THE RECORDS START

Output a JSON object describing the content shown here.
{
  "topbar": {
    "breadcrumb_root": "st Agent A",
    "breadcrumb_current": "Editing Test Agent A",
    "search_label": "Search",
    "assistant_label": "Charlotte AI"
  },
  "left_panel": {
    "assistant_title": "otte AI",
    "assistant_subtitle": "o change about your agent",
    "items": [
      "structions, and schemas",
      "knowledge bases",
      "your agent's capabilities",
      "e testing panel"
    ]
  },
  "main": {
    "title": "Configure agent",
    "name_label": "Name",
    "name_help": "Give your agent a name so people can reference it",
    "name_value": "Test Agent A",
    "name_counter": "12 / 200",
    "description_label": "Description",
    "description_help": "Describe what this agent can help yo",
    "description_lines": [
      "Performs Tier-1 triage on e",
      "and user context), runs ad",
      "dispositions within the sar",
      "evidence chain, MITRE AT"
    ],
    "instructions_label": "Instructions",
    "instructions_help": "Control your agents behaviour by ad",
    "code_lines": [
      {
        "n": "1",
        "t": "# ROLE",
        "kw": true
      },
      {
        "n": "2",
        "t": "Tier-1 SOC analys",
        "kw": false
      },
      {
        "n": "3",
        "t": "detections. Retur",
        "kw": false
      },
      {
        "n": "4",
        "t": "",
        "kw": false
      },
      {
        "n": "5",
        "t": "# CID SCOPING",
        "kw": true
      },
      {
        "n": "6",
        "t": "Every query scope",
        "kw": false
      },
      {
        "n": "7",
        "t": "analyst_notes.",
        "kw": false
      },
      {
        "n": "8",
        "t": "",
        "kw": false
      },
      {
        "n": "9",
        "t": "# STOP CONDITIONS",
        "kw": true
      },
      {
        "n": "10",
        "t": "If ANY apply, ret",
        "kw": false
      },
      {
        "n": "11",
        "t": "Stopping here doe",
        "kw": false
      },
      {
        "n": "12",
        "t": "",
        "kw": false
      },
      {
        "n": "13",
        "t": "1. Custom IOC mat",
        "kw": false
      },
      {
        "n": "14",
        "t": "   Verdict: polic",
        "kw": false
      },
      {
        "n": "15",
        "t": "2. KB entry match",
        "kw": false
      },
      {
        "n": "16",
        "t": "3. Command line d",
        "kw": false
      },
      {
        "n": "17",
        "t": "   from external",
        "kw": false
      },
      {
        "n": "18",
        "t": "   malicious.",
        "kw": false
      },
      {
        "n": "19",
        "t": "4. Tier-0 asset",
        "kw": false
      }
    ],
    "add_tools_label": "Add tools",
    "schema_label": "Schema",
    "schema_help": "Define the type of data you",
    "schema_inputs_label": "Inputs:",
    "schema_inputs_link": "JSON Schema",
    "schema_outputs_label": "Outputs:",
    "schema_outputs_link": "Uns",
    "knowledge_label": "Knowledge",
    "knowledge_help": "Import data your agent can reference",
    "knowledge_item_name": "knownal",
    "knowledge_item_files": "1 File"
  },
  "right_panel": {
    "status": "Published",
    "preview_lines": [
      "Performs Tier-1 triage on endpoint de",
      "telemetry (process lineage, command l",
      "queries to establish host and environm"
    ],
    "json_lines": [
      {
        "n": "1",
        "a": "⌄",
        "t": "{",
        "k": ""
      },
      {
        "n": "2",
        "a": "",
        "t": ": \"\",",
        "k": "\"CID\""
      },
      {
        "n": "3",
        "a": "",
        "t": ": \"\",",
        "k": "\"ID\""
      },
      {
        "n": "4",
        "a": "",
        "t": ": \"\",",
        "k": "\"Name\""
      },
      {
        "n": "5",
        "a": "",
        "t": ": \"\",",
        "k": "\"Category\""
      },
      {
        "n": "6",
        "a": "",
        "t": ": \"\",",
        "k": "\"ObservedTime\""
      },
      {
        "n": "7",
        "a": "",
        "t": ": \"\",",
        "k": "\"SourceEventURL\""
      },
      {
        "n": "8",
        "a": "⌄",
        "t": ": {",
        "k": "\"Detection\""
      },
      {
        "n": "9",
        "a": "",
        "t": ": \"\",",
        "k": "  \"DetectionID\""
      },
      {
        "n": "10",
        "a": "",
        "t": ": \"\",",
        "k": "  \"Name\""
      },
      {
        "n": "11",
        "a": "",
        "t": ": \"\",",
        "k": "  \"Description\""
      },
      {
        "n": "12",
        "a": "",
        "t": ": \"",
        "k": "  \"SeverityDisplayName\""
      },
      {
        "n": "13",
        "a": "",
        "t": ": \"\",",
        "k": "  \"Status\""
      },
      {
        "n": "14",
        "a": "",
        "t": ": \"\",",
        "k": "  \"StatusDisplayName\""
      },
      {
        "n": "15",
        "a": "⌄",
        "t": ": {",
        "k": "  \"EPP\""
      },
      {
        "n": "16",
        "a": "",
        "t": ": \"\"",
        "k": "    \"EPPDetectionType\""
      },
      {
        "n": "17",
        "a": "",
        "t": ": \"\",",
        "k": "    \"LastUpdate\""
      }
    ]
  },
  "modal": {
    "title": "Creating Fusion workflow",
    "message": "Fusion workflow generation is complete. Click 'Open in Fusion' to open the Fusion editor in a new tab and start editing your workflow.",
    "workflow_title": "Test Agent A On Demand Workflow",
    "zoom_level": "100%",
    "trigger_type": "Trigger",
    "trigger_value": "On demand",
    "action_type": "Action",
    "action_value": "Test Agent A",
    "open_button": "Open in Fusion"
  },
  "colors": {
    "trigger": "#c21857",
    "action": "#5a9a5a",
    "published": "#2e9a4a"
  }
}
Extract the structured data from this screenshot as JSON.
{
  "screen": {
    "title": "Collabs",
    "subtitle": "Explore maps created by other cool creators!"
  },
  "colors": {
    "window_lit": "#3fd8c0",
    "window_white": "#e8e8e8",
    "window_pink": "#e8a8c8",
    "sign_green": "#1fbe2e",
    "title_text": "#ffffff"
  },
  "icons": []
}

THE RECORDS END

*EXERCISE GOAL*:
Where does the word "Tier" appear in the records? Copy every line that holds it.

*OUTPUT*:
      "Performs Tier-1 triage on e",
        "t": "Tier-1 SOC analys",
        "t": "4. Tier-0 asset",
      "Performs Tier-1 triage on endpoint de",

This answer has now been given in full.